Potworks of the Week

Service (Engineers) Ltd, Burslem 


Service (Engineers) Ltd, Burslem 

from: Prestige and Progress - A Survey of Industrial North Staffordshire
1955 publication of North Staffordshire Chamber of Commerce


Steam powered jiggers (and jolleys - for producing hollow ware) were known of in the 1840s but there was much worker resistance to their introduction. The first mechanical jigger replacing hand power was the Porteus, driven by long lengths of shafting and belts. The potters were charged a weekly rent equivalent to the wages they had paid the boy who powered it before. In 1863 Francis Wedgwood had a plate making machine presented by a continental potter. The machine was so popular that within 15 years most of the large companies used it.
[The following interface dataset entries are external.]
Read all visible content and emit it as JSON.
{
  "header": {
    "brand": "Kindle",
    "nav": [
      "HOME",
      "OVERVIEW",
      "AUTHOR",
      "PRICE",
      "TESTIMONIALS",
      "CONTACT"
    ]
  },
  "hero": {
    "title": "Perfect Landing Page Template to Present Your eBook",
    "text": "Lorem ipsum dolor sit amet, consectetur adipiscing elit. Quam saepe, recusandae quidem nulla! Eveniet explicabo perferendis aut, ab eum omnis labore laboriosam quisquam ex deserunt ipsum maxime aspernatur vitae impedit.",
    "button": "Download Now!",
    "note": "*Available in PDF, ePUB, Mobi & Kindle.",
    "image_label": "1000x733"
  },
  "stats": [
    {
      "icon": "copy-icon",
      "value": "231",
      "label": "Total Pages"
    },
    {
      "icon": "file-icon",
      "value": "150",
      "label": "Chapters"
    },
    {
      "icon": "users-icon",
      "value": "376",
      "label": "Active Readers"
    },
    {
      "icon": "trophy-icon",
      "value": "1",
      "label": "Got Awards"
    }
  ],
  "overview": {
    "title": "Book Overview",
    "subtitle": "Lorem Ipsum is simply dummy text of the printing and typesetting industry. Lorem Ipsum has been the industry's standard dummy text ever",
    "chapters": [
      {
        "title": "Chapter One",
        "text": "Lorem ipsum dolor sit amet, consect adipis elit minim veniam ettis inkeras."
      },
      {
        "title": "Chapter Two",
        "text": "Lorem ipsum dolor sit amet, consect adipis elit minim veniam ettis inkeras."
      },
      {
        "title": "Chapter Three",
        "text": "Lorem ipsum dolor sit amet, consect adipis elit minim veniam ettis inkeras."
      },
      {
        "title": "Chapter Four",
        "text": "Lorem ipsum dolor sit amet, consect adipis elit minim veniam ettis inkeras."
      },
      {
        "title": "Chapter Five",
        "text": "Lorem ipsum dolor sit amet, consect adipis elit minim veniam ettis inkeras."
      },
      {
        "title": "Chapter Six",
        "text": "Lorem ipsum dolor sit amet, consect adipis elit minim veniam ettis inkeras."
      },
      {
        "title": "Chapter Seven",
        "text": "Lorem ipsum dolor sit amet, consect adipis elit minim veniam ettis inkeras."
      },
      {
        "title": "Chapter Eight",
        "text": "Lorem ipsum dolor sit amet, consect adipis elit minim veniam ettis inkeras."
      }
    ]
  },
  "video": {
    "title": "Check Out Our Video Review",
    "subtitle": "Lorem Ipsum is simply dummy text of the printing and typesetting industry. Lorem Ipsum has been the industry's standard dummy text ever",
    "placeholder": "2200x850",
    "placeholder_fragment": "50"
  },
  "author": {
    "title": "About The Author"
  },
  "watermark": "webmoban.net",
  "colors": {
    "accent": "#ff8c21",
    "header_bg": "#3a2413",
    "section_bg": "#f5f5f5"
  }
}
To work to capacity the jiggerer needed three boy attendants, and 600-1000 moulds.

One attendant cut a piece of clay and put onto a revolving surface where it was batted out by a spreader tool. Another attendant fixed a plate mould to the machine head. The jiggerer took the clay bat and threw it onto the plate mould held in the revolving jigger head. He pulled down the machine arm with the profile tool fixed form the back. The face of the plate was formed by the mould itself. The mouldrunner took two made plates to the drying stove and brought empty moulds back. The third boy would back the plate, fettling and finishing it, making sure it was smooth all over.


A jigger for the production of flatware
at the works of Burgess, Dorling & Leigh

The jigger manufactured by:

Service Engineers Ltd
Burslem, Staffs



contents: 2010 adverts